In different branches of industry, electrochemical methods are commonly used, whether it be the functional significance of electrochemical processes, the role of processes in living organisms, and the specific features of their experimental study have led to the formation of electrochemistry as an individualistic scientific discipline. Without electrochemical contacts, biological processes related to the functioning of biological membranes, such as visual image recognition, nervous impulse transmission and the assimilation and use of food energy, are unlikely.
Geochemistry and Marine Chemistry influence synthetic and geochemical processes that work in a broad variety of studies: oceans, strong earth, polar ice sheets, lakes, shooting stars, atmosphere, modes of marine life, and the near-planetary environment. Marine chemistry is the study concerned with the chemical structure and chemical processes of the bodies of marine water. Geochemistry is the study of physical elements, such as structure, processes and the composition of the earth. Educated decisions are made in scientific research applications and industrial questions by examining details buried in the rocks' liquids, gases, and mineral deposits. This benefits the petroleum industry and allows researchers to combine hypotheses of how the world is shifting. Analytical chemistry is an important fundamental chemical science that biochemists need to know. Areas that are concerned with environmental geochemistry are toxicology, hydrology, and sedimentology.
- Track 19-1Hydrology
- Track 19-2Sedimentology
- Track 19-3Ocean Technology
- Track 19-4Soil chemistry
- Track 19-5Climate Change
Today's computer models, as an artifact of the digital age, recreate chemical processes by integrating the concepts of classical & quantum physics. The Computational Chemistry Laboratory helps the computational chemist to carry out a systematic series of measurements and data analysis of molecular indices/properties. Computational chemists use supercomputers to find solutions to problems and to produce simulations that minimize enormous quantities of knowledge, which is otherwise quite time consuming. Other significant techniques include methods of electronic structure, relationships of quantitative structure-activity, cheminformatics, complete statistical analysis & simulations of molecular dynamics. Computational chemists use vast databases, mathematical algorithms and statistics to combine chemical theory and modelling with experimental observations. Chemical engineering is the discipline that influences many fields of technology. Chemical engineers have pharmaceutical and environmental potential.
- Track 20-1Automobile construction
- Track 20-2 Molecular Nanosystems
- Track 20-3Quantum chemistry
- Track 20-4Molecular dynamics
- Track 20-5Electronic structure methods
- Track 20-6Computational chemistry
- Track 20-7Cheminformatics
Science education is the teaching and learning of science to non-scientists, such as school children, college students, or adults within the general public. The field of science education includes work in science content, science process (the scientific method), some social science, and some teaching pedagogy.

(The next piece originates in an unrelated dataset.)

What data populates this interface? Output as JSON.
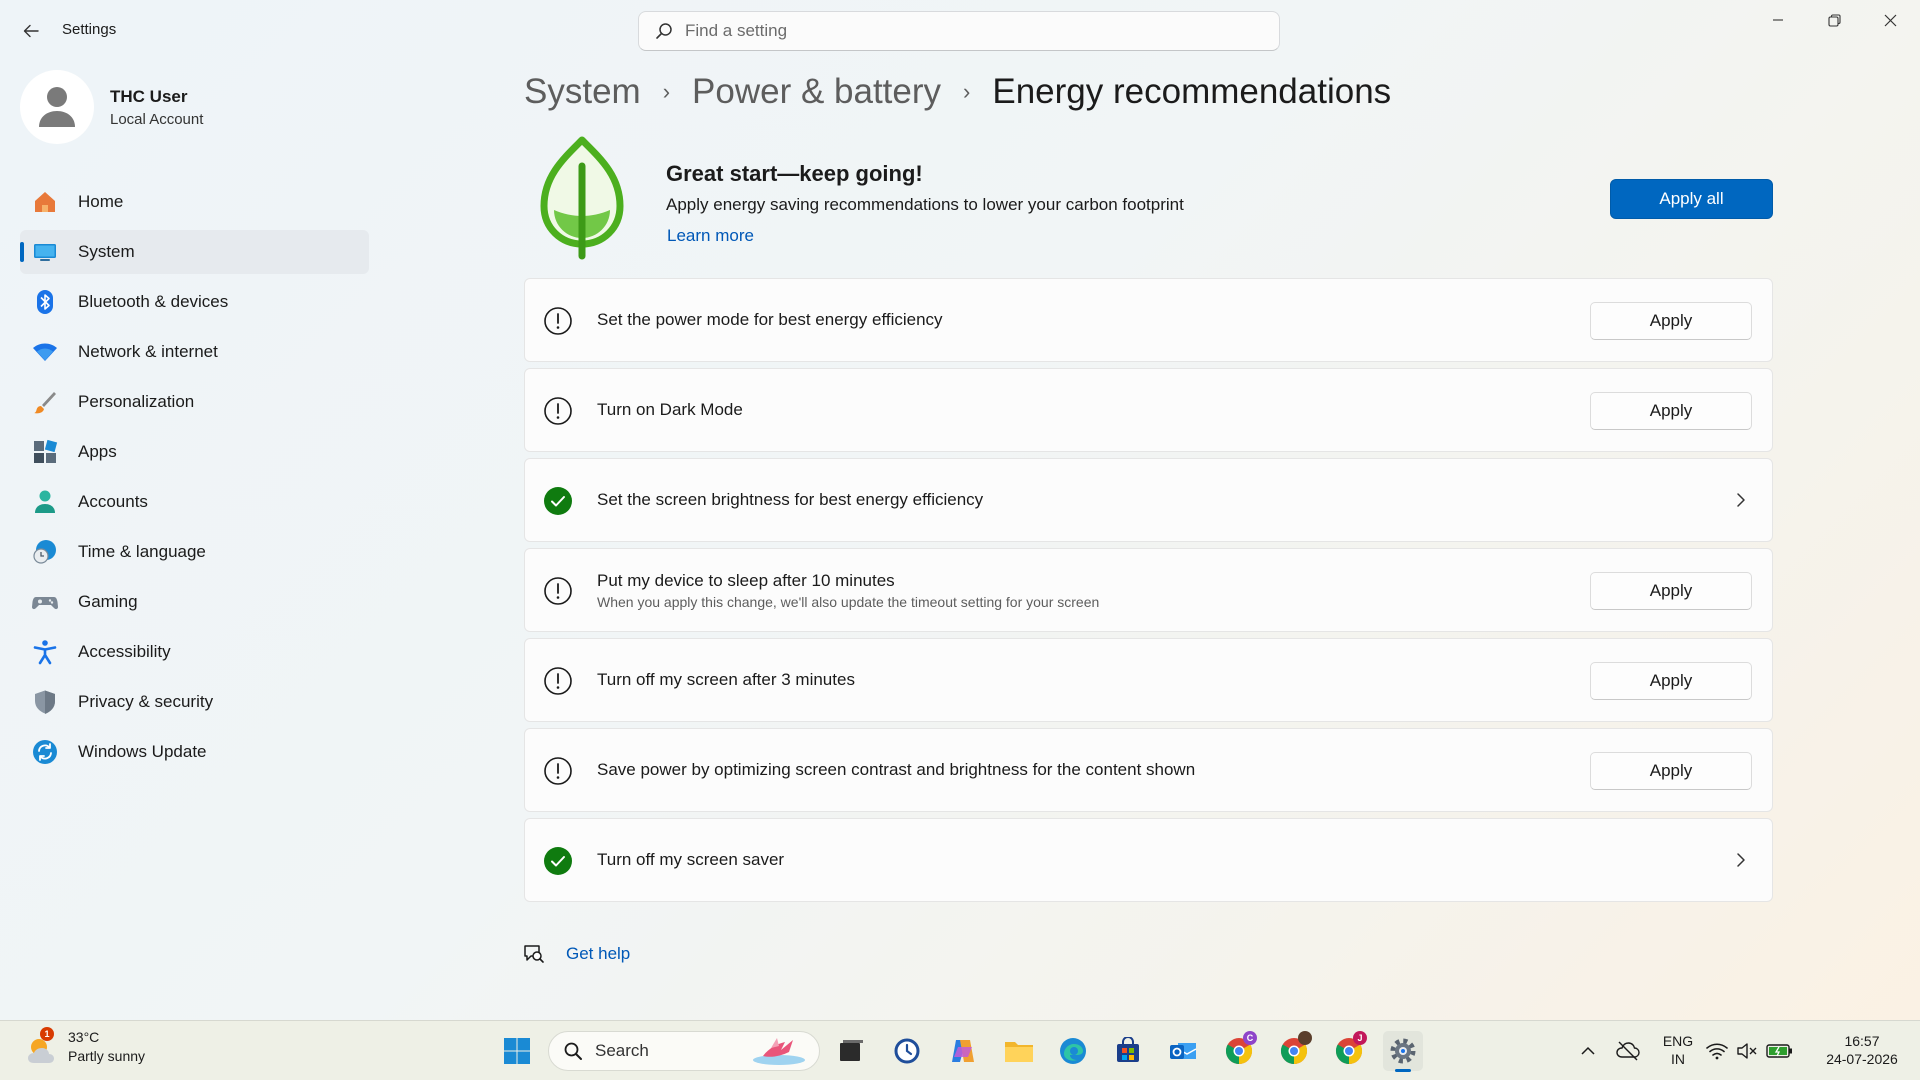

The standards for science education provide expectations for the development of understanding for students through the entire course of their K-12 education and beyond. The traditional subjects included in the standards are physical, life, earth, space, and human sciences.
- Track 21-1Chemistry Education
- Track 21-2Biology Education
- Track 21-3Physical Education